It is difficult to generalize the dangers of waterborne VOCs because there are so many different variations of them. Furthermore, there has not been extensive testing done to determine the health risks posed by many of the household products that release VOCs. But, there is evidence exposure to VOCs has negative side effects. According to the EPA, volatile organic compounds are associated with irritation of the eyes, nose, and throat, headaches, loss of coordination, and nausea. Prolonged exposure can cause damage to the liver, kidneys, and central nervous system. Whether or not they are carcinogenic is still contested. Some organics have manifested as cancerous in animals, and there are some that are suspected to cause cancer in human beings.

Does reverse osmosis remove VOCs?

By itself, the reverse osmosis process cannot take out VOCs. The VOCs will pass through the membrane just like oxygen does. Reverse osmosis systems will only take out VOCs, if they have a carbon pre-filter or post-filter. Contact the manufacturer for specific capacities of your system.

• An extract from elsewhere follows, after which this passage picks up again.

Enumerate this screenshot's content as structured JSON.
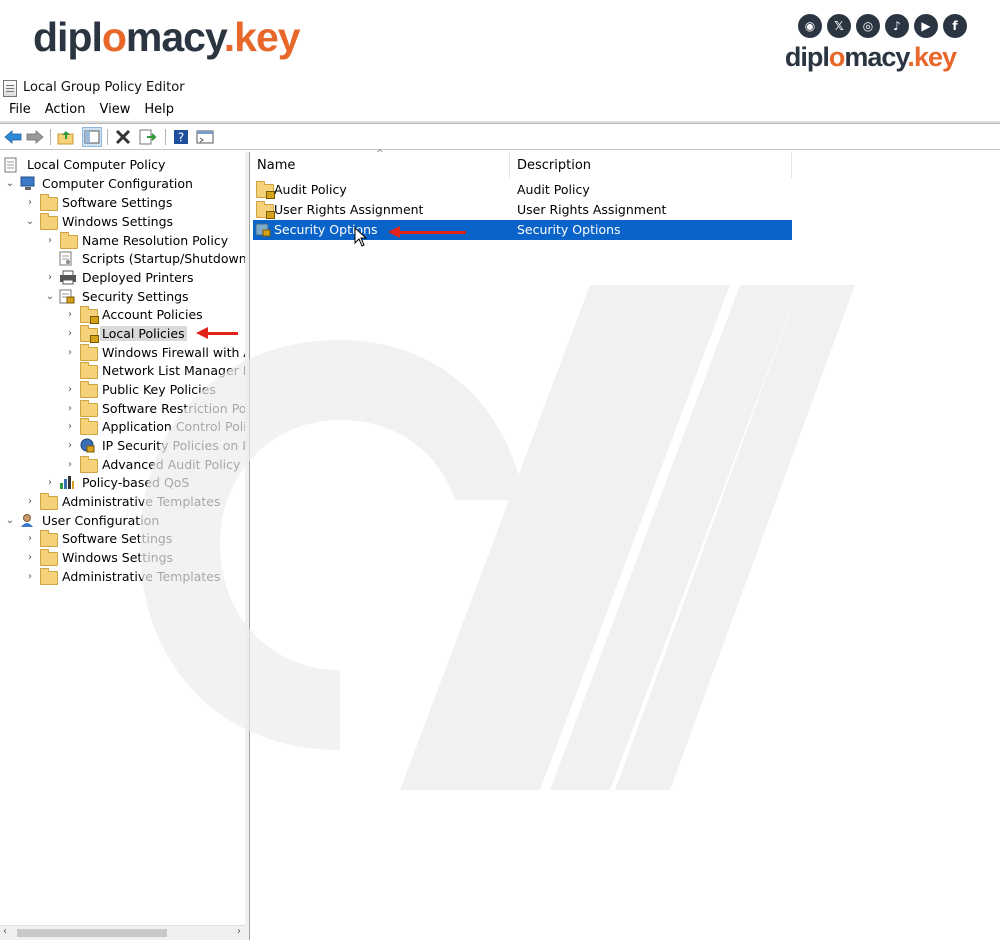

Keep in mind that filtration systems require regular maintenance/preventative maintenance in order to work properly.

Can’t find what you are looking for and want to speak to a representative?

Please contact the State of Hawaii Maui Disaster Relief Call Center:

Contact the Call Center at 808-727-1550


Open 7AM – 7PM daily Monday thru Saturday

Or email us at support@mauirecovers.org